Fever House opens with two leg-breakers, Tim Reed and Hutch Holtz, doing their rounds, collecting money for their boss. Initially, you get the noirish vibe but once they find a peculiar artifact in the freezer of one of their “debtors”, all hell breaks loose.
The object in question? A severed hand that makes people around it mad and violent, filled with the urge to hurt, bite, and rend. Of course, the government is involved; it’s all a part of a potentially world-breaking conspiracy. Once the action hits the ground running, it never stops. The story is as propulsive as possible.
Fever House is structured around multiple point-of-view characters and the narrative switches off between them as the plot moves forward. I like multi-POV books, and I think Rosson has done a stellar job of making each character multidimensional and intriguing. Other than showing various perspectives, it allows the book to move fast – it has a fresh sense of mobility and non-stop action.
Anyway, as the hand changes hands (:P), we meet new characters, learn about their backstories, and see them run for their lives. Those include a disgraced undercover agent, a mutilated angel, a hyper-ambitious field agent, a former rock star, and more. If this makes you wonder if it’s not overstuffed with characters, it isn’t. Not in my opinion.
The action is kinetic and moves fast, and each vignette builds on the previous one and allows to create a full picture of the apocalyptic scenario. One element I need to mention and that I loved to bits included interstitial material such as top-secret memos and transcripts from interviews with Saint Michael that provide insight into the powerful forces at play.
Additional points for the way Rosson handles family drama and relations balancing them with kinetic action, splatterpunk elements, and grit. A word of caution: the explosive, somewhat rushed climax suddenly stops and the story ends on a cliffhanger.
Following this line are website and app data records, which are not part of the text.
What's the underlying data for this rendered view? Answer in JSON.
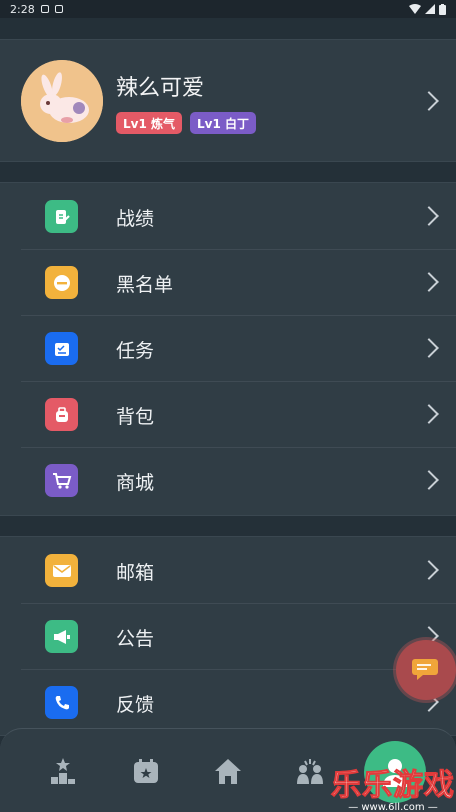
{
  "status_bar": {
    "time": "2:28"
  },
  "profile": {
    "username": "辣么可爱",
    "badges": [
      {
        "label": "Lv1 炼气",
        "color": "#e45a66"
      },
      {
        "label": "Lv1 白丁",
        "color": "#7b5cc7"
      }
    ]
  },
  "menu_groups": [
    {
      "items": [
        {
          "label": "战绩",
          "icon": "record-icon",
          "icon_color": "#3dbb85"
        },
        {
          "label": "黑名单",
          "icon": "blacklist-icon",
          "icon_color": "#f2b23c"
        },
        {
          "label": "任务",
          "icon": "task-icon",
          "icon_color": "#1a6cf0"
        },
        {
          "label": "背包",
          "icon": "backpack-icon",
          "icon_color": "#e45a66"
        },
        {
          "label": "商城",
          "icon": "cart-icon",
          "icon_color": "#7b5cc7"
        }
      ]
    },
    {
      "items": [
        {
          "label": "邮箱",
          "icon": "mail-icon",
          "icon_color": "#f2b23c"
        },
        {
          "label": "公告",
          "icon": "megaphone-icon",
          "icon_color": "#3dbb85"
        },
        {
          "label": "反馈",
          "icon": "phone-icon",
          "icon_color": "#1a6cf0"
        }
      ]
    }
  ],
  "watermark": {
    "title": "乐乐游戏",
    "url": "— www.6ll.com —"
  }
}
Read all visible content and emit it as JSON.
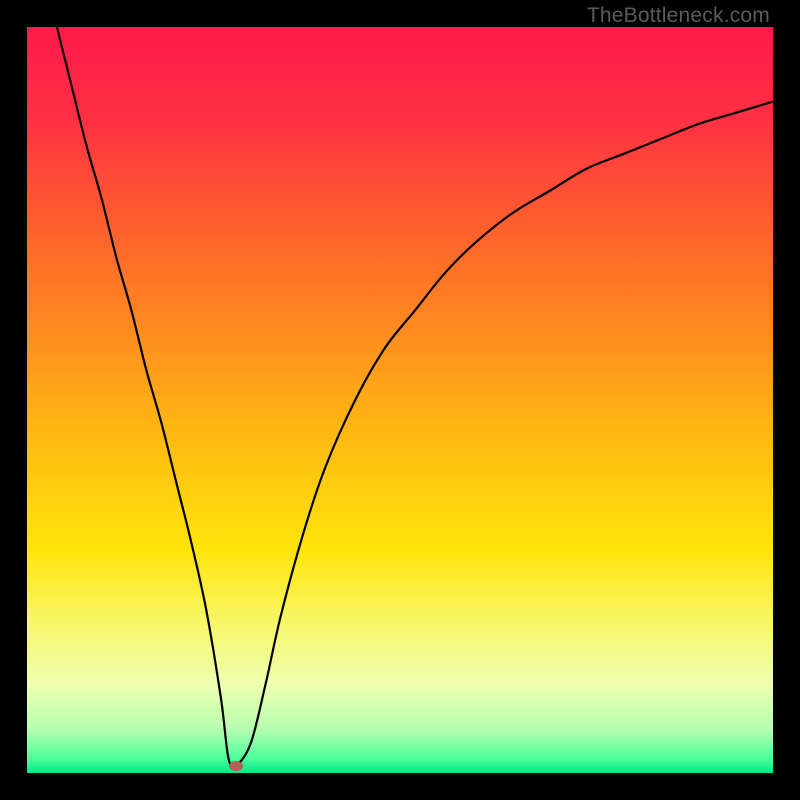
{
  "watermark": {
    "text": "TheBottleneck.com"
  },
  "chart_data": {
    "type": "line",
    "title": "",
    "xlabel": "",
    "ylabel": "",
    "xlim": [
      0,
      100
    ],
    "ylim": [
      0,
      100
    ],
    "gradient_stops": [
      {
        "offset": 0,
        "color": "#ff1a4b"
      },
      {
        "offset": 12,
        "color": "#ff2f44"
      },
      {
        "offset": 25,
        "color": "#ff5a30"
      },
      {
        "offset": 40,
        "color": "#ff8a20"
      },
      {
        "offset": 55,
        "color": "#ffba12"
      },
      {
        "offset": 70,
        "color": "#ffe40a"
      },
      {
        "offset": 80,
        "color": "#f7f76a"
      },
      {
        "offset": 88,
        "color": "#efffb0"
      },
      {
        "offset": 94,
        "color": "#b8ffb0"
      },
      {
        "offset": 98,
        "color": "#4fff9a"
      },
      {
        "offset": 100,
        "color": "#00e88a"
      }
    ],
    "series": [
      {
        "name": "bottleneck-curve",
        "x": [
          4,
          6,
          8,
          10,
          12,
          14,
          16,
          18,
          20,
          22,
          24,
          26,
          27,
          28,
          30,
          32,
          34,
          37,
          40,
          44,
          48,
          52,
          56,
          60,
          65,
          70,
          75,
          80,
          85,
          90,
          95,
          100
        ],
        "y": [
          100,
          92,
          84,
          77,
          69,
          62,
          54,
          47,
          39,
          31,
          22,
          10,
          2,
          1,
          4,
          12,
          21,
          32,
          41,
          50,
          57,
          62,
          67,
          71,
          75,
          78,
          81,
          83,
          85,
          87,
          88.5,
          90
        ]
      }
    ],
    "marker": {
      "x": 28,
      "y": 1,
      "color": "#b46056"
    }
  }
}
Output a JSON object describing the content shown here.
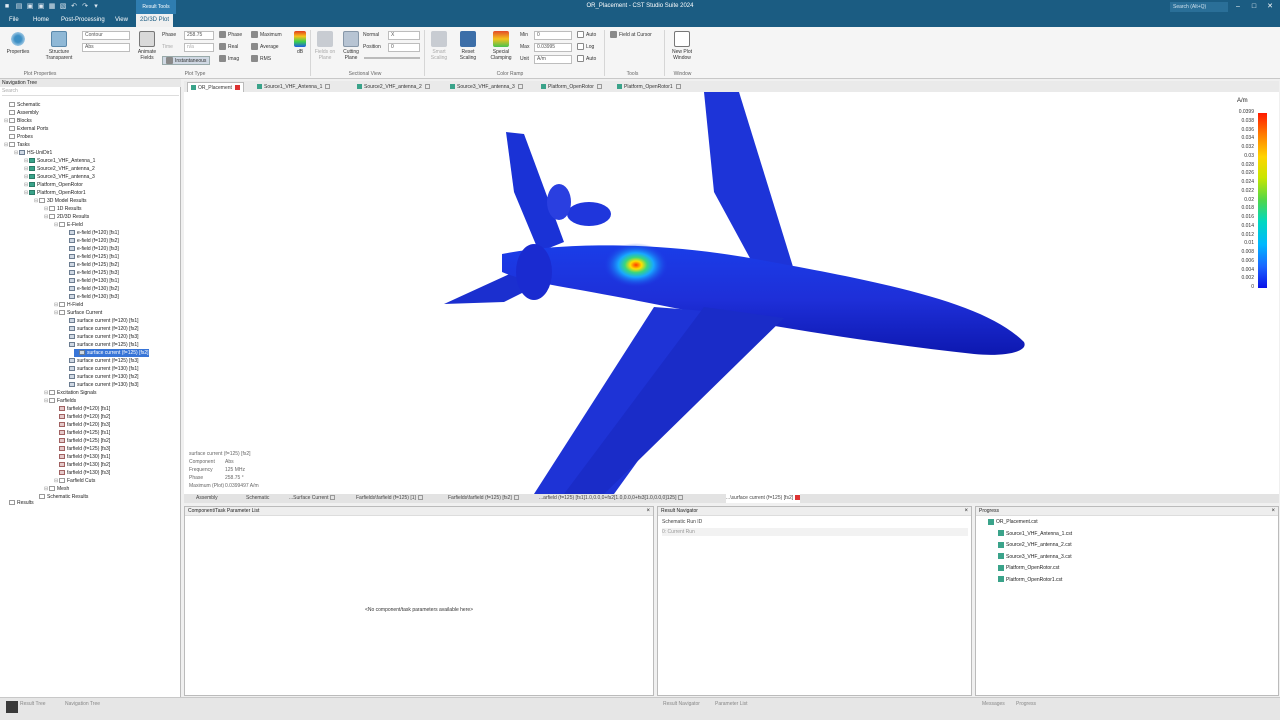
{
  "window": {
    "title": "OR_Placement - CST Studio Suite 2024",
    "search_placeholder": "Search (Alt+Q)",
    "context_tab": "Result Tools"
  },
  "menu": {
    "tabs": [
      "File",
      "Home",
      "Post-Processing",
      "View",
      "2D/3D Plot"
    ]
  },
  "ribbon": {
    "properties": "Properties",
    "structure_transparent": "Structure\nTransparent",
    "plot_type": "Contour",
    "complex_mode": "Abs",
    "animate_fields": "Animate\nFields",
    "phase_label": "Phase",
    "phase_value": "258.75",
    "time_label": "Time",
    "time_value": "n/a",
    "instantaneous": "Instantaneous",
    "phase": "Phase",
    "real": "Real",
    "imag": "Imag",
    "maximum": "Maximum",
    "average": "Average",
    "rms": "RMS",
    "db": "dB",
    "fields_on_plane": "Fields on\nPlane",
    "cutting_plane": "Cutting\nPlane",
    "normal_label": "Normal",
    "normal_value": "X",
    "position_label": "Position",
    "position_value": "0",
    "smart_scaling": "Smart\nScaling",
    "reset_scaling": "Reset\nScaling",
    "special_clamping": "Special\nClamping",
    "min_label": "Min",
    "min_value": "0",
    "max_label": "Max",
    "max_value": "0.03995",
    "unit_label": "Unit",
    "unit_value": "A/m",
    "auto1": "Auto",
    "log": "Log",
    "auto2": "Auto",
    "field_at_cursor": "Field at Cursor",
    "new_plot_window": "New Plot\nWindow",
    "groups": [
      "Plot Properties",
      "Plot Type",
      "Sectional View",
      "Color Ramp",
      "Tools",
      "Window"
    ]
  },
  "nav": {
    "title": "Navigation Tree",
    "search": "Search",
    "items": [
      {
        "label": "Schematic",
        "icon": "folder"
      },
      {
        "label": "Assembly",
        "icon": "folder"
      },
      {
        "label": "Blocks",
        "icon": "folder"
      },
      {
        "label": "External Ports",
        "icon": "folder"
      },
      {
        "label": "Probes",
        "icon": "folder"
      },
      {
        "label": "Tasks",
        "icon": "folder"
      },
      {
        "label": "HS-UniDir1",
        "icon": "res"
      },
      {
        "label": "Source1_VHF_Antenna_1",
        "icon": "green"
      },
      {
        "label": "Source2_VHF_antenna_2",
        "icon": "green"
      },
      {
        "label": "Source3_VHF_antenna_3",
        "icon": "green"
      },
      {
        "label": "Platform_OpenRotor",
        "icon": "green"
      },
      {
        "label": "Platform_OpenRotor1",
        "icon": "green"
      },
      {
        "label": "3D Model Results",
        "icon": "folder"
      },
      {
        "label": "1D Results",
        "icon": "folder"
      },
      {
        "label": "2D/3D Results",
        "icon": "folder"
      },
      {
        "label": "E-Field",
        "icon": "folder"
      },
      {
        "label": "e-field (f=120) [fs1]",
        "icon": "res"
      },
      {
        "label": "e-field (f=120) [fs2]",
        "icon": "res"
      },
      {
        "label": "e-field (f=120) [fs3]",
        "icon": "res"
      },
      {
        "label": "e-field (f=125) [fs1]",
        "icon": "res"
      },
      {
        "label": "e-field (f=125) [fs2]",
        "icon": "res"
      },
      {
        "label": "e-field (f=125) [fs3]",
        "icon": "res"
      },
      {
        "label": "e-field (f=130) [fs1]",
        "icon": "res"
      },
      {
        "label": "e-field (f=130) [fs2]",
        "icon": "res"
      },
      {
        "label": "e-field (f=130) [fs3]",
        "icon": "res"
      },
      {
        "label": "H-Field",
        "icon": "folder"
      },
      {
        "label": "Surface Current",
        "icon": "folder"
      },
      {
        "label": "surface current (f=120) [fs1]",
        "icon": "res"
      },
      {
        "label": "surface current (f=120) [fs2]",
        "icon": "res"
      },
      {
        "label": "surface current (f=120) [fs3]",
        "icon": "res"
      },
      {
        "label": "surface current (f=125) [fs1]",
        "icon": "res"
      },
      {
        "label": "surface current (f=125) [fs2]",
        "icon": "res"
      },
      {
        "label": "surface current (f=125) [fs3]",
        "icon": "res"
      },
      {
        "label": "surface current (f=130) [fs1]",
        "icon": "res"
      },
      {
        "label": "surface current (f=130) [fs2]",
        "icon": "res"
      },
      {
        "label": "surface current (f=130) [fs3]",
        "icon": "res"
      },
      {
        "label": "Excitation Signals",
        "icon": "folder"
      },
      {
        "label": "Farfields",
        "icon": "folder"
      },
      {
        "label": "farfield (f=120) [fs1]",
        "icon": "ff"
      },
      {
        "label": "farfield (f=120) [fs2]",
        "icon": "ff"
      },
      {
        "label": "farfield (f=120) [fs3]",
        "icon": "ff"
      },
      {
        "label": "farfield (f=125) [fs1]",
        "icon": "ff"
      },
      {
        "label": "farfield (f=125) [fs2]",
        "icon": "ff"
      },
      {
        "label": "farfield (f=125) [fs3]",
        "icon": "ff"
      },
      {
        "label": "farfield (f=130) [fs1]",
        "icon": "ff"
      },
      {
        "label": "farfield (f=130) [fs2]",
        "icon": "ff"
      },
      {
        "label": "farfield (f=130) [fs3]",
        "icon": "ff"
      },
      {
        "label": "Farfield Cuts",
        "icon": "folder"
      },
      {
        "label": "Mesh",
        "icon": "folder"
      },
      {
        "label": "Schematic Results",
        "icon": "folder"
      },
      {
        "label": "Results",
        "icon": "folder"
      }
    ]
  },
  "doc_tabs": [
    "OR_Placement",
    "Source1_VHF_Antenna_1",
    "Source2_VHF_antenna_2",
    "Source3_VHF_antenna_3",
    "Platform_OpenRotor",
    "Platform_OpenRotor1"
  ],
  "viewport": {
    "info_title": "surface current (f=125) [fs2]",
    "info": [
      {
        "k": "Component",
        "v": "Abs"
      },
      {
        "k": "Frequency",
        "v": "125 MHz"
      },
      {
        "k": "Phase",
        "v": "258.75 °"
      },
      {
        "k": "Maximum (Plot)",
        "v": "0.0399497 A/m"
      }
    ],
    "colorbar_unit": "A/m",
    "colorbar_ticks": [
      "0.0399",
      "0.038",
      "0.036",
      "0.034",
      "0.032",
      "0.03",
      "0.028",
      "0.026",
      "0.024",
      "0.022",
      "0.02",
      "0.018",
      "0.016",
      "0.014",
      "0.012",
      "0.01",
      "0.008",
      "0.006",
      "0.004",
      "0.002",
      "0"
    ],
    "colors": {
      "low": "#0a12e8",
      "high": "#ff1a00"
    }
  },
  "bottom_tabs": [
    "Assembly",
    "Schematic",
    "...Surface Current",
    "Farfields\\farfield (f=125) [1]",
    "Farfields\\farfield (f=125) [fs2]",
    "...arfield (f=125) [fs1]1.0,0.0,0+fs2[1.0,0.0,0+fs3[1.0,0.0,0]125]",
    "...\\surface current (f=125) [fs2]"
  ],
  "panels": {
    "params": {
      "title": "Component/Task Parameter List",
      "empty": "<No component/task parameters available here>"
    },
    "result_nav": {
      "title": "Result Navigator",
      "col": "Schematic Run ID",
      "row": "0: Current Run"
    },
    "progress": {
      "title": "Progress",
      "items": [
        "OR_Placement.cst",
        "Source1_VHF_Antenna_1.cst",
        "Source2_VHF_antenna_2.cst",
        "Source3_VHF_antenna_3.cst",
        "Platform_OpenRotor.cst",
        "Platform_OpenRotor1.cst"
      ]
    }
  },
  "status": {
    "left_tabs": [
      "Result Tree",
      "Navigation Tree"
    ],
    "mid_tabs": [
      "Result Navigator",
      "Parameter List"
    ],
    "right_tabs": [
      "Messages",
      "Progress"
    ]
  }
}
The good news is the sequel is written (I think) and scheduled to hit the shelves in 2024.
Fever House is a kinetic horror with cinematic scope and pacing, excellent characterization, and top-tier writing. It’s a wild, brutal ride, and it gets my highest recommendation.